“It was a time when people were not educated, and the festival was a means to make them aware of humanity, and make them more civilised. It was a mechanism to give them a sense of control,” says Subarna Shakya, a cultural expert and social worker. “But when continuing such a culture one must understand why a festival came to be than just blindly following it as tradition,” he says.
Twenty-five years back, Shakya along with his peers had voiced against the defamatory ritual of having a "low caste" person enact as the demon to set him down the river. “It’s good that that tradition stopped in Jhochhen, but please be mindful, in many places, this still continues. I remember having a brawl with the community people at the time because they believed that tradition should continue as it was an age-old practice,” he says.
But traditions over time change and should change, says Shakya who used to live in Om Bahal. “Of course we should continue our culture and tradition, but we must also be able to question our traditions,” he says.
The origin of the Gathanmugah festival has many stories to it: one is of the demon who wore bells in their ears. The story goes that the beast stole children and created havoc for people, and so the frogs informed humans who killed the demon and tied him at the crossroad, later to throw the beast at the river. In later years, this was enacted to show people the victory of good over evil, to strengthen people’s spirit, says Maharjan.
Most tales, however, seem to support a social structure which in the process of practising power forms a systematic arrangement of oppression. And in time they begin to look like a tradition that must continue. “But here’s the thing, myths are not history. It’s important to continue our culture and tradition but not to the extent that we don’t see the wrong in it. After all, like all things, these are meant to change with time,” says Shakya.
Eighty-four-year-old Shakya believes that the end of the defamatory side to the festival in Jhochhen is a sign of a progressing society, however, to completely disown the festival would be wrong.
“There were so many good parts of the festival like how the community people came together to clean the locality and feast together, but if we are to forget everything, our culture might die just like that,” he says.

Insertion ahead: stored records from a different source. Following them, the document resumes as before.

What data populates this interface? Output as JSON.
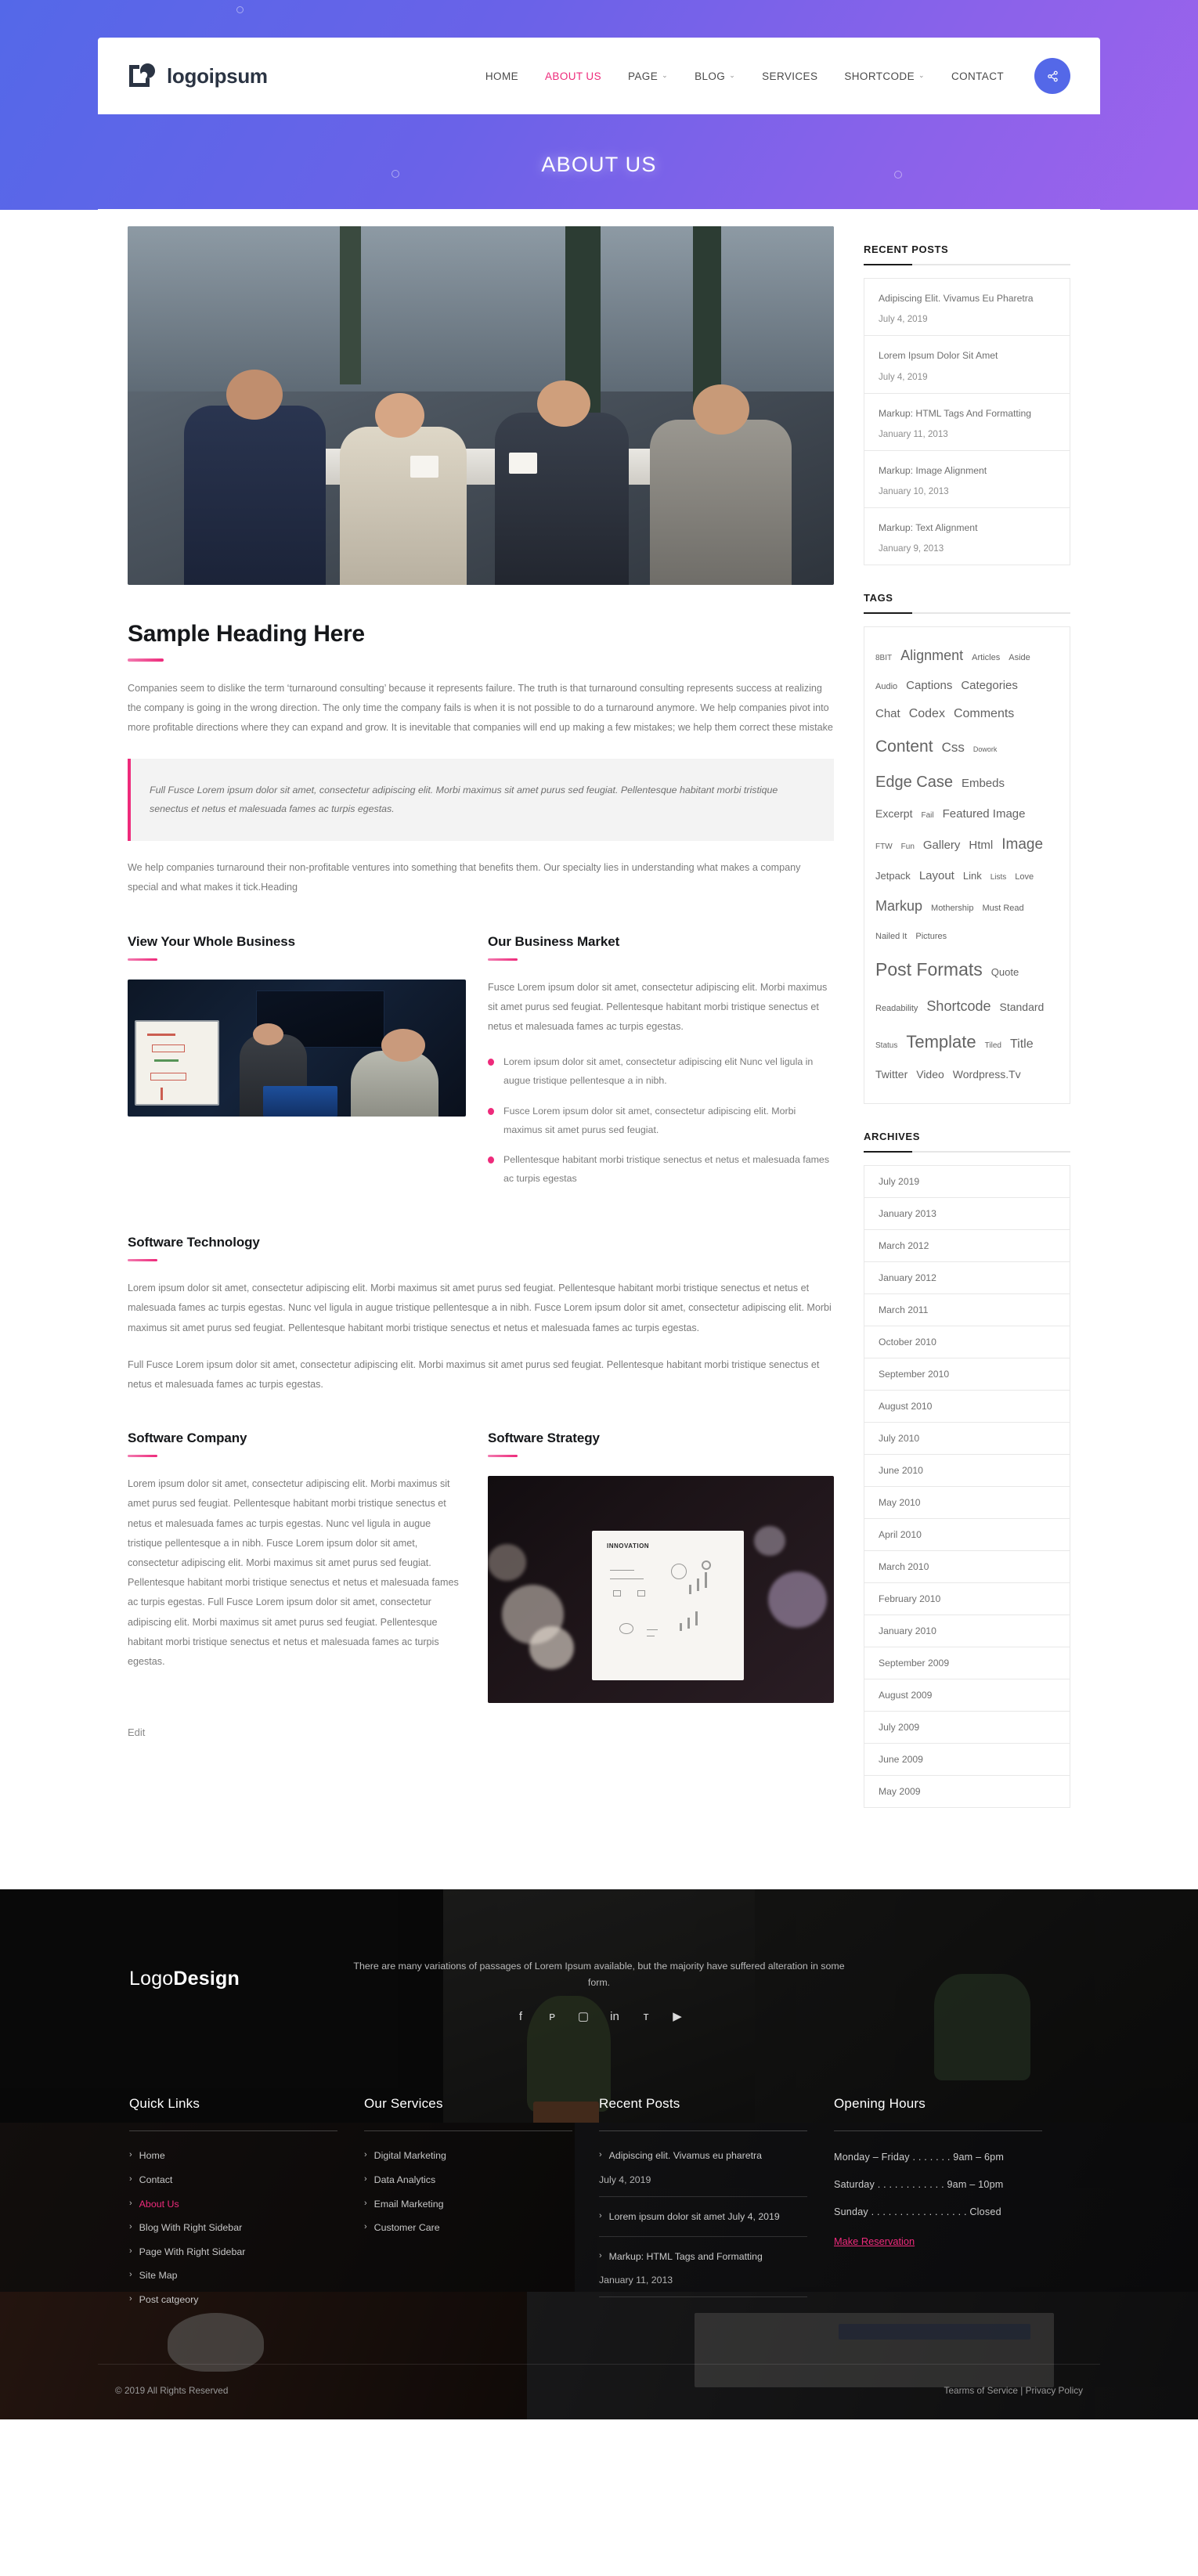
{
  "header": {
    "brand": "logoipsum",
    "brand_icon": "logo-mark-icon",
    "nav": [
      {
        "label": "HOME",
        "active": false,
        "caret": false
      },
      {
        "label": "ABOUT US",
        "active": true,
        "caret": false
      },
      {
        "label": "PAGE",
        "active": false,
        "caret": true
      },
      {
        "label": "BLOG",
        "active": false,
        "caret": true
      },
      {
        "label": "SERVICES",
        "active": false,
        "caret": false
      },
      {
        "label": "SHORTCODE",
        "active": false,
        "caret": true
      },
      {
        "label": "CONTACT",
        "active": false,
        "caret": false
      }
    ],
    "share_icon": "share-icon",
    "page_title": "ABOUT US"
  },
  "main": {
    "heading": "Sample Heading Here",
    "intro": "Companies seem to dislike the term ‘turnaround consulting’ because it represents failure. The truth is that turnaround consulting represents success at realizing the company is going in the wrong direction. The only time the company fails is when it is not possible to do a turnaround anymore. We help companies pivot into more profitable directions where they can expand and grow. It is inevitable that companies will end up making a few mistakes; we help them correct these mistake",
    "quote": "Full Fusce Lorem ipsum dolor sit amet, consectetur adipiscing elit. Morbi maximus sit amet purus sed feugiat. Pellentesque habitant morbi tristique senectus et netus et malesuada fames ac turpis egestas.",
    "after_quote": "We help companies turnaround their non-profitable ventures into something that benefits them. Our specialty lies in understanding what makes a company special and what makes it tick.Heading",
    "block_business": {
      "left_title": "View Your Whole Business",
      "left_image": "office-presentation-photo",
      "right_title": "Our Business Market",
      "right_paragraph": "Fusce Lorem ipsum dolor sit amet, consectetur adipiscing elit. Morbi maximus sit amet purus sed feugiat. Pellentesque habitant morbi tristique senectus et netus et malesuada fames ac turpis egestas.",
      "bullets": [
        "Lorem ipsum dolor sit amet, consectetur adipiscing elit Nunc vel ligula in augue tristique pellentesque a in nibh.",
        "Fusce Lorem ipsum dolor sit amet, consectetur adipiscing elit. Morbi maximus sit amet purus sed feugiat.",
        "Pellentesque habitant morbi tristique senectus et netus et malesuada fames ac turpis egestas"
      ]
    },
    "block_tech": {
      "title": "Software Technology",
      "paragraph1": "Lorem ipsum dolor sit amet, consectetur adipiscing elit. Morbi maximus sit amet purus sed feugiat. Pellentesque habitant morbi tristique senectus et netus et malesuada fames ac turpis egestas. Nunc vel ligula in augue tristique pellentesque a in nibh. Fusce Lorem ipsum dolor sit amet, consectetur adipiscing elit. Morbi maximus sit amet purus sed feugiat. Pellentesque habitant morbi tristique senectus et netus et malesuada fames ac turpis egestas.",
      "paragraph2": "Full Fusce Lorem ipsum dolor sit amet, consectetur adipiscing elit. Morbi maximus sit amet purus sed feugiat. Pellentesque habitant morbi tristique senectus et netus et malesuada fames ac turpis egestas."
    },
    "block_company": {
      "left_title": "Software Company",
      "left_paragraph": "Lorem ipsum dolor sit amet, consectetur adipiscing elit. Morbi maximus sit amet purus sed feugiat. Pellentesque habitant morbi tristique senectus et netus et malesuada fames ac turpis egestas. Nunc vel ligula in augue tristique pellentesque a in nibh. Fusce Lorem ipsum dolor sit amet, consectetur adipiscing elit. Morbi maximus sit amet purus sed feugiat. Pellentesque habitant morbi tristique senectus et netus et malesuada fames ac turpis egestas. Full Fusce Lorem ipsum dolor sit amet, consectetur adipiscing elit. Morbi maximus sit amet purus sed feugiat. Pellentesque habitant morbi tristique senectus et netus et malesuada fames ac turpis egestas.",
      "right_title": "Software Strategy",
      "right_image": "innovation-poster-photo",
      "poster_text": "INNOVATION"
    },
    "edit_link": "Edit"
  },
  "sidebar": {
    "recent_posts_title": "RECENT POSTS",
    "recent_posts": [
      {
        "title": "Adipiscing Elit. Vivamus Eu Pharetra",
        "date": "July 4, 2019"
      },
      {
        "title": "Lorem Ipsum Dolor Sit Amet",
        "date": "July 4, 2019"
      },
      {
        "title": "Markup: HTML Tags And Formatting",
        "date": "January 11, 2013"
      },
      {
        "title": "Markup: Image Alignment",
        "date": "January 10, 2013"
      },
      {
        "title": "Markup: Text Alignment",
        "date": "January 9, 2013"
      }
    ],
    "tags_title": "TAGS",
    "tags": [
      {
        "label": "8BIT",
        "size": 10
      },
      {
        "label": "Alignment",
        "size": 18
      },
      {
        "label": "Articles",
        "size": 11
      },
      {
        "label": "Aside",
        "size": 11
      },
      {
        "label": "Audio",
        "size": 11
      },
      {
        "label": "Captions",
        "size": 15
      },
      {
        "label": "Categories",
        "size": 15
      },
      {
        "label": "Chat",
        "size": 15
      },
      {
        "label": "Codex",
        "size": 16
      },
      {
        "label": "Comments",
        "size": 16
      },
      {
        "label": "Content",
        "size": 21
      },
      {
        "label": "Css",
        "size": 17
      },
      {
        "label": "Dowork",
        "size": 9
      },
      {
        "label": "Edge Case",
        "size": 20
      },
      {
        "label": "Embeds",
        "size": 15
      },
      {
        "label": "Excerpt",
        "size": 14
      },
      {
        "label": "Fail",
        "size": 10
      },
      {
        "label": "Featured Image",
        "size": 15
      },
      {
        "label": "FTW",
        "size": 10
      },
      {
        "label": "Fun",
        "size": 10
      },
      {
        "label": "Gallery",
        "size": 15
      },
      {
        "label": "Html",
        "size": 15
      },
      {
        "label": "Image",
        "size": 19
      },
      {
        "label": "Jetpack",
        "size": 13
      },
      {
        "label": "Layout",
        "size": 15
      },
      {
        "label": "Link",
        "size": 13
      },
      {
        "label": "Lists",
        "size": 10
      },
      {
        "label": "Love",
        "size": 11
      },
      {
        "label": "Markup",
        "size": 18
      },
      {
        "label": "Mothership",
        "size": 11
      },
      {
        "label": "Must Read",
        "size": 11
      },
      {
        "label": "Nailed It",
        "size": 11
      },
      {
        "label": "Pictures",
        "size": 11
      },
      {
        "label": "Post Formats",
        "size": 23
      },
      {
        "label": "Quote",
        "size": 13
      },
      {
        "label": "Readability",
        "size": 11
      },
      {
        "label": "Shortcode",
        "size": 18
      },
      {
        "label": "Standard",
        "size": 14
      },
      {
        "label": "Status",
        "size": 10
      },
      {
        "label": "Template",
        "size": 22
      },
      {
        "label": "Tiled",
        "size": 10
      },
      {
        "label": "Title",
        "size": 16
      },
      {
        "label": "Twitter",
        "size": 14
      },
      {
        "label": "Video",
        "size": 14
      },
      {
        "label": "Wordpress.Tv",
        "size": 14
      }
    ],
    "archives_title": "ARCHIVES",
    "archives": [
      "July 2019",
      "January 2013",
      "March 2012",
      "January 2012",
      "March 2011",
      "October 2010",
      "September 2010",
      "August 2010",
      "July 2010",
      "June 2010",
      "May 2010",
      "April 2010",
      "March 2010",
      "February 2010",
      "January 2010",
      "September 2009",
      "August 2009",
      "July 2009",
      "June 2009",
      "May 2009"
    ]
  },
  "footer": {
    "logo_light": "Logo",
    "logo_bold": "Design",
    "intro": "There are many variations of passages of Lorem Ipsum available, but the majority have suffered alteration in some form.",
    "socials": [
      {
        "name": "facebook-icon",
        "glyph": "f"
      },
      {
        "name": "pinterest-icon",
        "glyph": "ᴘ"
      },
      {
        "name": "instagram-icon",
        "glyph": "▢"
      },
      {
        "name": "linkedin-icon",
        "glyph": "in"
      },
      {
        "name": "twitter-icon",
        "glyph": "ᴛ"
      },
      {
        "name": "youtube-icon",
        "glyph": "▶"
      }
    ],
    "quick_links_title": "Quick Links",
    "quick_links": [
      {
        "label": "Home",
        "active": false
      },
      {
        "label": "Contact",
        "active": false
      },
      {
        "label": "About Us",
        "active": true
      },
      {
        "label": "Blog With Right Sidebar",
        "active": false
      },
      {
        "label": "Page With Right Sidebar",
        "active": false
      },
      {
        "label": "Site Map",
        "active": false
      },
      {
        "label": "Post catgeory",
        "active": false
      }
    ],
    "services_title": "Our Services",
    "services": [
      {
        "label": "Digital Marketing"
      },
      {
        "label": "Data Analytics"
      },
      {
        "label": "Email Marketing"
      },
      {
        "label": "Customer Care"
      }
    ],
    "recent_posts_title": "Recent Posts",
    "recent_posts": [
      {
        "title": "Adipiscing elit. Vivamus eu pharetra",
        "date": "July 4, 2019"
      },
      {
        "title": "Lorem ipsum dolor sit amet July 4, 2019",
        "date": ""
      },
      {
        "title": "Markup: HTML Tags and Formatting",
        "date": "January 11, 2013"
      }
    ],
    "hours_title": "Opening Hours",
    "hours": [
      "Monday – Friday . . . . . . . 9am – 6pm",
      "Saturday . . . . . . . . . . . . 9am – 10pm",
      "Sunday . . . . . . . . . . . . . . . . . Closed"
    ],
    "reserve_label": "Make Reservation",
    "copyright": "© 2019 All Rights Reserved",
    "legal_terms": "Tearms of Service",
    "legal_sep": " | ",
    "legal_privacy": "Privacy Policy"
  },
  "colors": {
    "accent_pink": "#ee2a7b",
    "brand_blue": "#5468e8",
    "hero_purple": "#8a62ea"
  }
}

But at Jhochhen, the communal tradition is almost wholly discarded and rather inconspicuously. No one really knows when the tradition really stopped while many other Newa neighbourhoods still celebrate the festival. Some locals believe the festival stopped being celebrated after the 2015 earthquake while some believe it was much before that.
The crossroad of Jhochhen and Basantapur has been without a figurine of the demon for years. And young children of the neighbourhood have only heard of the dolls that used to be hung on the figurine. Nor has anyone ever come to discuss why the tradition stopped. Some believe it was to get rid of the nuisance the festival brought while some think it’s because of modernisation and the busy-ness of modern life.
Bajracharya too hasn’t celebrated the festival for years as she is getting old, and her family lives outside of Jhochhen. “I can’t pin the mantra paper to the door by myself, so I don’t do it anymore,” she says. “And there is no communal celebration of the locality to be a part of.”
But festivals like Gathanmugah have a larger significance because it is supposed to bring together people more organically, by doing something together as a community. “So, it’s sad that these cultures are slowly withering to the times we are living in. It would have been nice to see the community come together,” says Bajracharya.